> [DATASET RECORDS]:

◇ ◇ ◇ ◇

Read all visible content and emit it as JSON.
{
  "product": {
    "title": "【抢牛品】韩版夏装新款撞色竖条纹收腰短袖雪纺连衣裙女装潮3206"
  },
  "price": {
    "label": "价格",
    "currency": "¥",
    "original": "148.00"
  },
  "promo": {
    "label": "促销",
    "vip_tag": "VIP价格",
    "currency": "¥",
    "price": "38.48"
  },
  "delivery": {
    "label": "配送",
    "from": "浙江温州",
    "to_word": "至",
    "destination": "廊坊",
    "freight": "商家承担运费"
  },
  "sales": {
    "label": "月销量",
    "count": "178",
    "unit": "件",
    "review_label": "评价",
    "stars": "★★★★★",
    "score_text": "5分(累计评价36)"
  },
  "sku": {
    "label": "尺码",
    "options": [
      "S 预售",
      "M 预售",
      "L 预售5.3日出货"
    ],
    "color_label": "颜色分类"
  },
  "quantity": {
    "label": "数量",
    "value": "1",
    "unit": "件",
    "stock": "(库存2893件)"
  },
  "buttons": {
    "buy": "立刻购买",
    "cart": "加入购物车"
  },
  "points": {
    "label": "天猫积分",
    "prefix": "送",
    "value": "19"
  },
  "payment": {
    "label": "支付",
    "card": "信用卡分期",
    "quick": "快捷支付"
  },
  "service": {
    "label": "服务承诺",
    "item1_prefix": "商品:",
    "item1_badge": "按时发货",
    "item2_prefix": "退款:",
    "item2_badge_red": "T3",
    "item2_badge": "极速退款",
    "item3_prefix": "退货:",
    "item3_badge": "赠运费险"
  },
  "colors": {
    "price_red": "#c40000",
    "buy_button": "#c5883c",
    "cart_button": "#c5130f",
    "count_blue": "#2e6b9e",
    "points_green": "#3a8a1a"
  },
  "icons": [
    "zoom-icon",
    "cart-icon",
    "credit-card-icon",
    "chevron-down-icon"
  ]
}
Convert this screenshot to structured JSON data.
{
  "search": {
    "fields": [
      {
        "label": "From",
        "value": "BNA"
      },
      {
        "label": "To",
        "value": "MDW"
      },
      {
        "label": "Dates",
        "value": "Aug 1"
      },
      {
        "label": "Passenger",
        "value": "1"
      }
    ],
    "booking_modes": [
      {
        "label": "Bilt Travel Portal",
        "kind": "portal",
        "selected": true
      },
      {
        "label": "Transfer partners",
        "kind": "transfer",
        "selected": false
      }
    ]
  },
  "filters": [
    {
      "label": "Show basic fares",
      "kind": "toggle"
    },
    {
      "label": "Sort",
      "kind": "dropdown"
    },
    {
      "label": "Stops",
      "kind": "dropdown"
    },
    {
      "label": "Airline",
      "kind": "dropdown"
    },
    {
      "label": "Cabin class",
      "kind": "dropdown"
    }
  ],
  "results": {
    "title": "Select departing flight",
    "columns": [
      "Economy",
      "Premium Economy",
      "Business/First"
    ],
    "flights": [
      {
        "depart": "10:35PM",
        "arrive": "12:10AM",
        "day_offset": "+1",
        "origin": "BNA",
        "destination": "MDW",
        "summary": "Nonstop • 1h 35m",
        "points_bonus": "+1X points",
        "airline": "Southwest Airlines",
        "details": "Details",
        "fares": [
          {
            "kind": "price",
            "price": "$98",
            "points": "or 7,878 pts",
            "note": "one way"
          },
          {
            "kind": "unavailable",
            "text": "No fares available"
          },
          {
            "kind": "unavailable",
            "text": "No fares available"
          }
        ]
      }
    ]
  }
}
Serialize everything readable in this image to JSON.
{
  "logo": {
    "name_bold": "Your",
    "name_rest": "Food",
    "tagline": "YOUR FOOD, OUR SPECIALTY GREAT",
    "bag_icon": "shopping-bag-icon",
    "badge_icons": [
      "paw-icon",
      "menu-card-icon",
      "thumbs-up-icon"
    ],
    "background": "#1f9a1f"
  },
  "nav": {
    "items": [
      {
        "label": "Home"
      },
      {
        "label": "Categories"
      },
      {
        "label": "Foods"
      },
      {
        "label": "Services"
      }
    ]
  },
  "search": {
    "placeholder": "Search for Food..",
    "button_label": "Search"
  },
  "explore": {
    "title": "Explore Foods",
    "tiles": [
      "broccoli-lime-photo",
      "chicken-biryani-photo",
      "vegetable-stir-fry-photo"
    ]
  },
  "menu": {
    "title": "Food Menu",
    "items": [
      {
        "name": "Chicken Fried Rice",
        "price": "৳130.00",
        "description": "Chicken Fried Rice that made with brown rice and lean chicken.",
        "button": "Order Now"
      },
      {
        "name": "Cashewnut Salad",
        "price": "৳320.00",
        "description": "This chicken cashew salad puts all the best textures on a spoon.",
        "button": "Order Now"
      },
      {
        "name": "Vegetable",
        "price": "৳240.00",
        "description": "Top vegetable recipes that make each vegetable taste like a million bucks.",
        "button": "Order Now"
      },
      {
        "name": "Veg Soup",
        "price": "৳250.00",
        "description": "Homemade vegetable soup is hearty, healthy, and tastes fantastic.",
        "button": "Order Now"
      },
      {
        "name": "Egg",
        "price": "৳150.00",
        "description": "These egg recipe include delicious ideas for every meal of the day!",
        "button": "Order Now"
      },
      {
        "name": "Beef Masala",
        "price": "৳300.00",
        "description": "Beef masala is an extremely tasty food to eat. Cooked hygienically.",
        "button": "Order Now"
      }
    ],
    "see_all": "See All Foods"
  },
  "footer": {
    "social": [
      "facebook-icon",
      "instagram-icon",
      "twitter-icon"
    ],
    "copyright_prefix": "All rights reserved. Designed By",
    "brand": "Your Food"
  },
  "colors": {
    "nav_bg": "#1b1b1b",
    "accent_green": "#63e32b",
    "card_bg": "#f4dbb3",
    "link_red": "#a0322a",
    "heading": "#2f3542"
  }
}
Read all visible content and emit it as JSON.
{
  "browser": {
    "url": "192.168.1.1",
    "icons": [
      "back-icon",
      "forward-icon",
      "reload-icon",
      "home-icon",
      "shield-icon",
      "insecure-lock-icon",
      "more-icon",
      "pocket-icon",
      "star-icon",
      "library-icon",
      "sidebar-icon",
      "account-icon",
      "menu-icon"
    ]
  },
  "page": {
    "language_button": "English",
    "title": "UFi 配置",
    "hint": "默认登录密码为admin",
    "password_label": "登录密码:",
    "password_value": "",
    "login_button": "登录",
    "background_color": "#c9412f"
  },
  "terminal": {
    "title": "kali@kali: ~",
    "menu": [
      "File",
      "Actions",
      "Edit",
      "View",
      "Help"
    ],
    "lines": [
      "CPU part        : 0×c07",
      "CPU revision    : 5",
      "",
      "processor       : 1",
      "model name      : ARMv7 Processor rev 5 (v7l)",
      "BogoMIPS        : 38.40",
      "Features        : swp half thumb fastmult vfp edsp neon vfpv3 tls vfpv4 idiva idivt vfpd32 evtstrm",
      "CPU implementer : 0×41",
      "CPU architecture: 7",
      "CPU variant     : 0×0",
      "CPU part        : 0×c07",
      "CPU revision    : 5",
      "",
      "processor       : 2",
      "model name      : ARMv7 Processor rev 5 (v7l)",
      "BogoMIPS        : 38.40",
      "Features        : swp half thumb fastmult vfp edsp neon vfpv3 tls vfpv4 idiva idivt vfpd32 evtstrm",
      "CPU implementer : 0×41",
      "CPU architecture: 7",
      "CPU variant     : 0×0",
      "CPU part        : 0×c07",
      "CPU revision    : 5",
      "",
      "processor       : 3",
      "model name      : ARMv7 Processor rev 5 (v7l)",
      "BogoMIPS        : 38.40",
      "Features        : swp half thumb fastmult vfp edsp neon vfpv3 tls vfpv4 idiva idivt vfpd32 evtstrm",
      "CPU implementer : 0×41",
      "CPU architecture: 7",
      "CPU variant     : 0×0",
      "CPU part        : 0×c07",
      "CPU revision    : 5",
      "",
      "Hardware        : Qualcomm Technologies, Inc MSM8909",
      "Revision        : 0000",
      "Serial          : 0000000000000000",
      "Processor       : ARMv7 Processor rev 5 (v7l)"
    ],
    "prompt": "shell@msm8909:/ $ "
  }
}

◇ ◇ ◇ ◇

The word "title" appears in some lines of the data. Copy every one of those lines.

    "title": "【抢牛品】韩版夏装新款撞色竖条纹收腰短袖雪纺连衣裙女装潮3206"
    "title": "Select departing flight",
    "title": "Explore Foods",
    "title": "Food Menu",
    "title": "UFi 配置",
    "title": "kali@kali: ~",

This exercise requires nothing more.